In 1954, Life published a screed
That was based on the thesis, "Why Johnny Can't Read."
Its author, John Henry, called primers too prim,
Lacking interest and humour and vigour and vim.
And how best to combat books so antiseptic?
With poems tetramerous and anapestic!
The leading narrator of four-metre voice
Was Theodore Geisel, a.k.a. "Doktor Zoice."
(American speakers found German abstruse
And so they had always pronounced it as Seuss.)
On a dare he composed a brief tale, quite absurd,
With a vocab of just over 200 words.
It follows a young boy and his sister Sally
As a puss in a stovepipe bounds in from the alley
And causes much mayhem and brings them dismay
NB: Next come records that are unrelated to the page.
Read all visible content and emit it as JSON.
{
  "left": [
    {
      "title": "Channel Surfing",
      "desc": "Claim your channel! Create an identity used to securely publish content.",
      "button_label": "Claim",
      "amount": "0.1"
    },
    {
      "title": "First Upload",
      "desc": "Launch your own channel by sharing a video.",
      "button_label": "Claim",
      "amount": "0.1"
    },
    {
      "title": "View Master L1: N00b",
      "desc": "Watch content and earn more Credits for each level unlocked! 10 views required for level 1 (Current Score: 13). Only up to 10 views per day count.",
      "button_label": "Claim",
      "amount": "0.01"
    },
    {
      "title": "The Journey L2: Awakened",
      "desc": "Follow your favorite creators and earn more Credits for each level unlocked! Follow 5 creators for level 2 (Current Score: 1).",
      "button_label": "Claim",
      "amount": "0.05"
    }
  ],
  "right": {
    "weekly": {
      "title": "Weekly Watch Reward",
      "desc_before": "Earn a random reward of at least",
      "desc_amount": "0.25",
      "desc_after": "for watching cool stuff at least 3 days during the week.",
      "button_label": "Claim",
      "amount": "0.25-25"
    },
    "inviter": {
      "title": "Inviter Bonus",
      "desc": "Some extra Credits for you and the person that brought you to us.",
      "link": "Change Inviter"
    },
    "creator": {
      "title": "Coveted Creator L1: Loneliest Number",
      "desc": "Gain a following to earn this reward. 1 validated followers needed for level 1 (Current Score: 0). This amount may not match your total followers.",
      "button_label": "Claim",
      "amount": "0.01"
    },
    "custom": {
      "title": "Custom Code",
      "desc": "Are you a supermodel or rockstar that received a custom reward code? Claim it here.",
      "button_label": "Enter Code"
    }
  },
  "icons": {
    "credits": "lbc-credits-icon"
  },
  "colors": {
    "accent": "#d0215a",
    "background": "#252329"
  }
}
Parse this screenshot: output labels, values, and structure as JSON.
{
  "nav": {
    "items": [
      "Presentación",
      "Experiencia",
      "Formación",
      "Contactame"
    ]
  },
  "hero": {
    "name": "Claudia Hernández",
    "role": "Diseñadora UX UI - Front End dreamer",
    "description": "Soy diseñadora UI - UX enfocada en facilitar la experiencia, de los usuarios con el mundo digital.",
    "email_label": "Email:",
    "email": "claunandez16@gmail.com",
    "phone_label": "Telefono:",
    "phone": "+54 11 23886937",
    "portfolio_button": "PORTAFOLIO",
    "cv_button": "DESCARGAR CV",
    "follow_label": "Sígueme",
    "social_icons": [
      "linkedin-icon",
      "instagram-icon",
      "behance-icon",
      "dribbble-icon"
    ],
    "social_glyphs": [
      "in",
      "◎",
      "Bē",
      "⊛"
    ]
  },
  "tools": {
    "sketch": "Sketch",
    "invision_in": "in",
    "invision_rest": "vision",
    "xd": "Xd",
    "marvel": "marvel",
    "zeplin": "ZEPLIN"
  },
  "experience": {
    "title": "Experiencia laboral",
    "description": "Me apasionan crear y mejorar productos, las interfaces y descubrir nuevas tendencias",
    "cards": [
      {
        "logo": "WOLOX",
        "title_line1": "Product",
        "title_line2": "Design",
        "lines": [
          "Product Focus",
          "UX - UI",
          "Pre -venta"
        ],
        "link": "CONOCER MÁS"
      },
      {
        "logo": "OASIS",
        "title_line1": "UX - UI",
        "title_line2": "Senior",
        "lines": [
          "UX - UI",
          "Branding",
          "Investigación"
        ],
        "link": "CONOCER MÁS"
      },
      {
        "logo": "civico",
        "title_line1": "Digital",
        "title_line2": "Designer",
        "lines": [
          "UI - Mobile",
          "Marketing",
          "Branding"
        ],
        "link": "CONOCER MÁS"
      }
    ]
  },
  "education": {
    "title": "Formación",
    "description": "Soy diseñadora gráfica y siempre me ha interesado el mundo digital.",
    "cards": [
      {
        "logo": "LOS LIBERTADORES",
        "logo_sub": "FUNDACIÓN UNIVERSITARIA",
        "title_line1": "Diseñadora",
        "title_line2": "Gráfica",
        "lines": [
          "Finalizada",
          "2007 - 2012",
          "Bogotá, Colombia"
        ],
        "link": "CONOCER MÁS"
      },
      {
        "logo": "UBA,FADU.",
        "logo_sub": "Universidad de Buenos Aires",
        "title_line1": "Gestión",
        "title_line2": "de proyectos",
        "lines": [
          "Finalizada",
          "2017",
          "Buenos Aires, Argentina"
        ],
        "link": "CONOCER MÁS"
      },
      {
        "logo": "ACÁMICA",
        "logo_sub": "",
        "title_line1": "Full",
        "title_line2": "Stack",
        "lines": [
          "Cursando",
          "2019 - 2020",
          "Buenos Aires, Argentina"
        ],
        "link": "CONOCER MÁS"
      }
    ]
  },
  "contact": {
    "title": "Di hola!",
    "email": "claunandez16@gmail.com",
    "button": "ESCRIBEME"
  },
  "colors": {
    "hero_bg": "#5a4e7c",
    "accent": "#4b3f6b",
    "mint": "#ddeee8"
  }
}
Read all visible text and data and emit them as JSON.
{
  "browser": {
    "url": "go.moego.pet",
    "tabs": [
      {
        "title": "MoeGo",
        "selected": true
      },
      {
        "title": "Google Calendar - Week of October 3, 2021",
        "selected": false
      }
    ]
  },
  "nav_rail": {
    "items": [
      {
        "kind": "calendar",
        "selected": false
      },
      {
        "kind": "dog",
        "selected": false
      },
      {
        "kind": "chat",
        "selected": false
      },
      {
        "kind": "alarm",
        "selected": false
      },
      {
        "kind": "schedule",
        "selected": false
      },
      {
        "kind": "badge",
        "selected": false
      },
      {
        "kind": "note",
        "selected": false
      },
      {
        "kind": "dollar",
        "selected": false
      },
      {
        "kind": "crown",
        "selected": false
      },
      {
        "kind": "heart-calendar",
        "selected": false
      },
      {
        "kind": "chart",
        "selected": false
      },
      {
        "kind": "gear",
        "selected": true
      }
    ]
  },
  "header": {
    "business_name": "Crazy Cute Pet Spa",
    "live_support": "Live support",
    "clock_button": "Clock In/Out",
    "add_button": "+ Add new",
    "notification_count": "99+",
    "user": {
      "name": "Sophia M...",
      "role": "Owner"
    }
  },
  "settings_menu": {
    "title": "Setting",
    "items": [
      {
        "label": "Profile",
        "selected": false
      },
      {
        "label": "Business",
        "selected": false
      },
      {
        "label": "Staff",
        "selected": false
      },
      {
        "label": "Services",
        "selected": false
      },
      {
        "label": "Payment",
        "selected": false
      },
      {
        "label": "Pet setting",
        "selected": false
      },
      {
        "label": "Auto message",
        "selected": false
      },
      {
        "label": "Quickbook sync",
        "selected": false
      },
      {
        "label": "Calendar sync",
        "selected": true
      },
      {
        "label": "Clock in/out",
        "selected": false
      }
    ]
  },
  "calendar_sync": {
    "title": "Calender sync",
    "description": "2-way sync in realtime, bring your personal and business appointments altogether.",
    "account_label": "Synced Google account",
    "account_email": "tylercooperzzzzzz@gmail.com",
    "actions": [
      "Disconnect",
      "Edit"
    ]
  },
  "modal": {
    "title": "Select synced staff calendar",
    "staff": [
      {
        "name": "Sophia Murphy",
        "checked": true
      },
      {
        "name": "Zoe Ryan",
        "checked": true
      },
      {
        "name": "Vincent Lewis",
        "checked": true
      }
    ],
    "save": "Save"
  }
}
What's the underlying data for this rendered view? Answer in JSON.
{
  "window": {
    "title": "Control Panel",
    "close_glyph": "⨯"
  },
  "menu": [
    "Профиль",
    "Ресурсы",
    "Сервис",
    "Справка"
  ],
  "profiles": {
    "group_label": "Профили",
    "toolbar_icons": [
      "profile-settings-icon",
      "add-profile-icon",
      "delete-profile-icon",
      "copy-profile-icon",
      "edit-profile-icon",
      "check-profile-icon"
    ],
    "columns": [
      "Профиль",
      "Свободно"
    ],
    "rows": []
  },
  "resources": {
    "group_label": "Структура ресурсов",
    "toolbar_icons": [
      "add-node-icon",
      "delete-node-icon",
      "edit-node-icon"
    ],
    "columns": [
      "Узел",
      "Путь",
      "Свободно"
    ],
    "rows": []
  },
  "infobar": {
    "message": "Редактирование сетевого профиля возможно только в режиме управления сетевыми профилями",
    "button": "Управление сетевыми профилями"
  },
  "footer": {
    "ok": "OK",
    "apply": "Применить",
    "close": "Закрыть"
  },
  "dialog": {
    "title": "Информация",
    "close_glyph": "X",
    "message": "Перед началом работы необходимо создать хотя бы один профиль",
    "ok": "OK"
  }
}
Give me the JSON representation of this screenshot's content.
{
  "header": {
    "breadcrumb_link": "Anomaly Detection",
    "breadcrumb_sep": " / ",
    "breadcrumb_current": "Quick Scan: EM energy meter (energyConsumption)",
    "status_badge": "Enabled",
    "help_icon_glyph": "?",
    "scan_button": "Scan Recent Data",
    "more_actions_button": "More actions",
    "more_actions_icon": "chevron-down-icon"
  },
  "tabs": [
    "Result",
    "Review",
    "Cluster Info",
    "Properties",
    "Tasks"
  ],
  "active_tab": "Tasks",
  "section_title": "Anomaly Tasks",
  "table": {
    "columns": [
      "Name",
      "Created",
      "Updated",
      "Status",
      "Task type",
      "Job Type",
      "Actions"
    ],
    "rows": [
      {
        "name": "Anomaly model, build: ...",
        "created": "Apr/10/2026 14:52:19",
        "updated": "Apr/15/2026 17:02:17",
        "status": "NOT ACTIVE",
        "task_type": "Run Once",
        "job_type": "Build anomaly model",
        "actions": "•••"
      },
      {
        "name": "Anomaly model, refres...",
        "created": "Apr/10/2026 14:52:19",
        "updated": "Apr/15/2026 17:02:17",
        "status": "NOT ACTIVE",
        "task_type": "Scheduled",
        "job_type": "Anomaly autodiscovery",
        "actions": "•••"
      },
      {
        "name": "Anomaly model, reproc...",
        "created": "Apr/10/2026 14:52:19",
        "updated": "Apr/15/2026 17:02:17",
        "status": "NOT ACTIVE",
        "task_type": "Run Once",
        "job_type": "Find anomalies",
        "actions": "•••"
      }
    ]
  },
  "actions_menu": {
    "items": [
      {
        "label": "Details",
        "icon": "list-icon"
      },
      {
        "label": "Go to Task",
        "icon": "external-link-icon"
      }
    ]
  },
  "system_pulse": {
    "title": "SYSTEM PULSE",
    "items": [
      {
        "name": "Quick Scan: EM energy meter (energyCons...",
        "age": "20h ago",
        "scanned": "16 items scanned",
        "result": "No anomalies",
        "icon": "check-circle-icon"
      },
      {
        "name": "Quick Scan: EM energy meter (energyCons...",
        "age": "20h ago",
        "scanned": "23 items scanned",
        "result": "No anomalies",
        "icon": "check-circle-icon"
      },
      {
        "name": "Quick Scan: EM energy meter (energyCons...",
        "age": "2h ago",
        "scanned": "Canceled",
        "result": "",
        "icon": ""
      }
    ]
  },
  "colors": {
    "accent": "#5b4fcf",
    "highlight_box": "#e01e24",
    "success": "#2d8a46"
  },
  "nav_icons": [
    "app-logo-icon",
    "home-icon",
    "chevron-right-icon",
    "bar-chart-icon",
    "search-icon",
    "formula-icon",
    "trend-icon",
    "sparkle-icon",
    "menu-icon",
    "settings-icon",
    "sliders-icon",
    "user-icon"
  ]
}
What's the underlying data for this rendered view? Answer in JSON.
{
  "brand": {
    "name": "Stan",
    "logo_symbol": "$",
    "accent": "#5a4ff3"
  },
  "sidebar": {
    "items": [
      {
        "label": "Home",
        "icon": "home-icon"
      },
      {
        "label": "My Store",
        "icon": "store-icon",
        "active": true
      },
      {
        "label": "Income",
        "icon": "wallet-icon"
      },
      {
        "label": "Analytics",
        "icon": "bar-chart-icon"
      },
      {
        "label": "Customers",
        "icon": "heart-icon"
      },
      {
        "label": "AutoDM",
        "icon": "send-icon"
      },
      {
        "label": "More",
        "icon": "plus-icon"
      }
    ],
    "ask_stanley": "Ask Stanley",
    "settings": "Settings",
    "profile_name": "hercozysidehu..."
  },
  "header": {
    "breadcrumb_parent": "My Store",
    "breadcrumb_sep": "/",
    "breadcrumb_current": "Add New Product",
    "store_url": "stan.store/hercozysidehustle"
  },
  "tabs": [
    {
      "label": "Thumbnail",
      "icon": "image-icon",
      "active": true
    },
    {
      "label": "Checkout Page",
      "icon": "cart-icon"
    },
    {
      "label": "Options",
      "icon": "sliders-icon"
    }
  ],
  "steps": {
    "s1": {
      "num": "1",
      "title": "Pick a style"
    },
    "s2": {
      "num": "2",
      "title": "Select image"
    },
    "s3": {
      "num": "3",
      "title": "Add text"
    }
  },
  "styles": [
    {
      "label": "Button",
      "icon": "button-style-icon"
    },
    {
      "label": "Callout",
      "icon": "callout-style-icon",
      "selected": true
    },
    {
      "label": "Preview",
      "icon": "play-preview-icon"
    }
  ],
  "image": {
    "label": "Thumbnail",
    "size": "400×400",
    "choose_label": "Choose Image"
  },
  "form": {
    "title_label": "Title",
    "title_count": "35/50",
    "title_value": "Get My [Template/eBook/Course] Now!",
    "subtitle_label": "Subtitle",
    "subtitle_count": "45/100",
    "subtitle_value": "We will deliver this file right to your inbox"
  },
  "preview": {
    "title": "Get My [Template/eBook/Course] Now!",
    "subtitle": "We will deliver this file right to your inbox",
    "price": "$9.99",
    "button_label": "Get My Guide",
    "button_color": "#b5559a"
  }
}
While their mother is out of the house for the day.
But all's well that ends well; Cat cleans up his mess
And is gone before mother gets back. (Did you guess?)
On a morning in March, 50 years back at that,
His opus was published: The Cat in the Hat.
(And authors said, "Why didn't we think of that?")
For the yarn was so simple, so cheeky yet fun
That for legions of boomers it ranked No. 1.
(And I'd argue to this day it's not been outdone.)
The result was a wave of ecstatic reviews
As The Cat in the Hat spread like wonderful news.
"The moppets' Milton!" That was Newsweek's opinion
As Cat made its way to some far-flung dominions.
It has since been translated to Hebrew, Chinese,
Dutch, Latin, Italian, Braille and Portuguese.
And the places it's gone! There's a sequel, you know
In which 26 more cats help clean up some snow.
The Cat's been on a stamp, and on TV revealed.
There's a bronze of him in Seuss's hometown, Springfield.
(There was even a movie; that's best left concealed.)
And though Seuss himself died 16 long years ago
The Cat in the Hat still makes young readers glow
With its fish and its kites and its things and its snow.
But the only sad note, and I wish it weren't so,
Is that never another such doctor we'll know.
Today we honour the memory of the man who singlehandedly destroyed the concept of plot in literature for young children.